ASSIGNMENT. Report the count of lines in the records that contain "SAMPLE", without any added text.
☆ ☆ ☆ ☆ ☆ ☆ ☆
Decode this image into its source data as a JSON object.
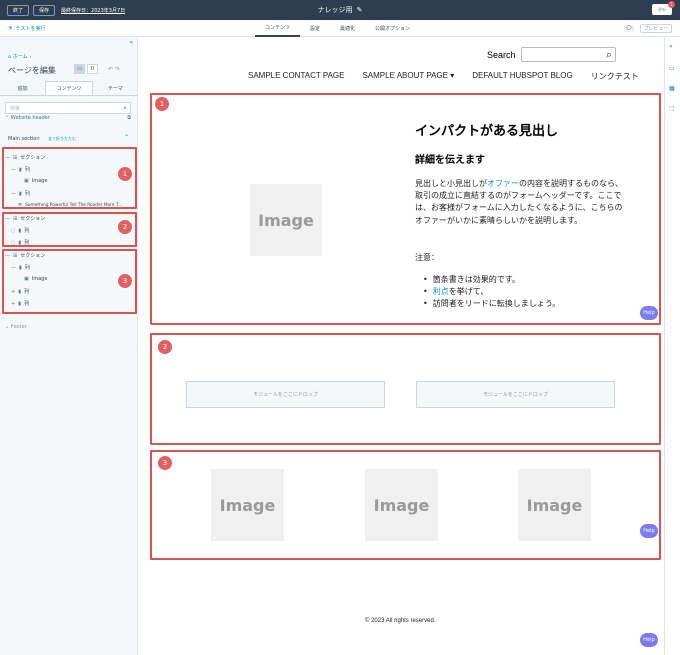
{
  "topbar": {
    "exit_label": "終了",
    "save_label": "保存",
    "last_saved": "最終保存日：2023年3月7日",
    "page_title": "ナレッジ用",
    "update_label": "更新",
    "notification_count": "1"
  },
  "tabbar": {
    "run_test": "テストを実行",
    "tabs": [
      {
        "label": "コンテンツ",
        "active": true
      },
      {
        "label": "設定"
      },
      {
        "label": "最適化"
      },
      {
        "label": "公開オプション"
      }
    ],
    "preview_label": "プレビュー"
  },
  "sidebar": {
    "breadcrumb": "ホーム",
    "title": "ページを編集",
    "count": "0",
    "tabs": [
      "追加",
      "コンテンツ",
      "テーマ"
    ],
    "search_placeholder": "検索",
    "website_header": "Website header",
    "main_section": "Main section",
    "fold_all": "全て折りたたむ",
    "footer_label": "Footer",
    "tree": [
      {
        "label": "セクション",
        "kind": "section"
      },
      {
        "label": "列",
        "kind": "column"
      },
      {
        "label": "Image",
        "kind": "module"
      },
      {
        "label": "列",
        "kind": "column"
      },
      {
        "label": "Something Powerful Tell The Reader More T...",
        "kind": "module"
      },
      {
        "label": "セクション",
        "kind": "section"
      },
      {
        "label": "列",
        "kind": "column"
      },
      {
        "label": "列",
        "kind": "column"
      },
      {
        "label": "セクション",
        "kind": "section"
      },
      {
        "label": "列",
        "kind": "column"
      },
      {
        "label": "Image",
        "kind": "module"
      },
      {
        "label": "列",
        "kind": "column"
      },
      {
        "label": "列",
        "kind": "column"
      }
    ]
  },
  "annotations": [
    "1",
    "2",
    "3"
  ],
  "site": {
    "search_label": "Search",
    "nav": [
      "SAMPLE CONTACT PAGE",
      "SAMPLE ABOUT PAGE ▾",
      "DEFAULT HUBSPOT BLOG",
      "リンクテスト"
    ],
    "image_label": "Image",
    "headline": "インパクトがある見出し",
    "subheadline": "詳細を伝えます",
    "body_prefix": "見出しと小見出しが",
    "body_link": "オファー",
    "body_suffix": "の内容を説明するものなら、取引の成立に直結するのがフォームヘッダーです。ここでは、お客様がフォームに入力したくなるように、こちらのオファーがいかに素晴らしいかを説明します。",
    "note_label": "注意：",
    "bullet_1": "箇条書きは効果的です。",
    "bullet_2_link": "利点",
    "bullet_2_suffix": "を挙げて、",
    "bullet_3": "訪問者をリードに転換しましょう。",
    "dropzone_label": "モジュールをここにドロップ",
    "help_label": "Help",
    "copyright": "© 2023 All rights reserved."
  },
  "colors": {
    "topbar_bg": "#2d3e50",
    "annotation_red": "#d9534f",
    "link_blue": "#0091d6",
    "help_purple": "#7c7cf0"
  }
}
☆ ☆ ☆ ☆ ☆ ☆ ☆
RESULT OF THIS TASK. 2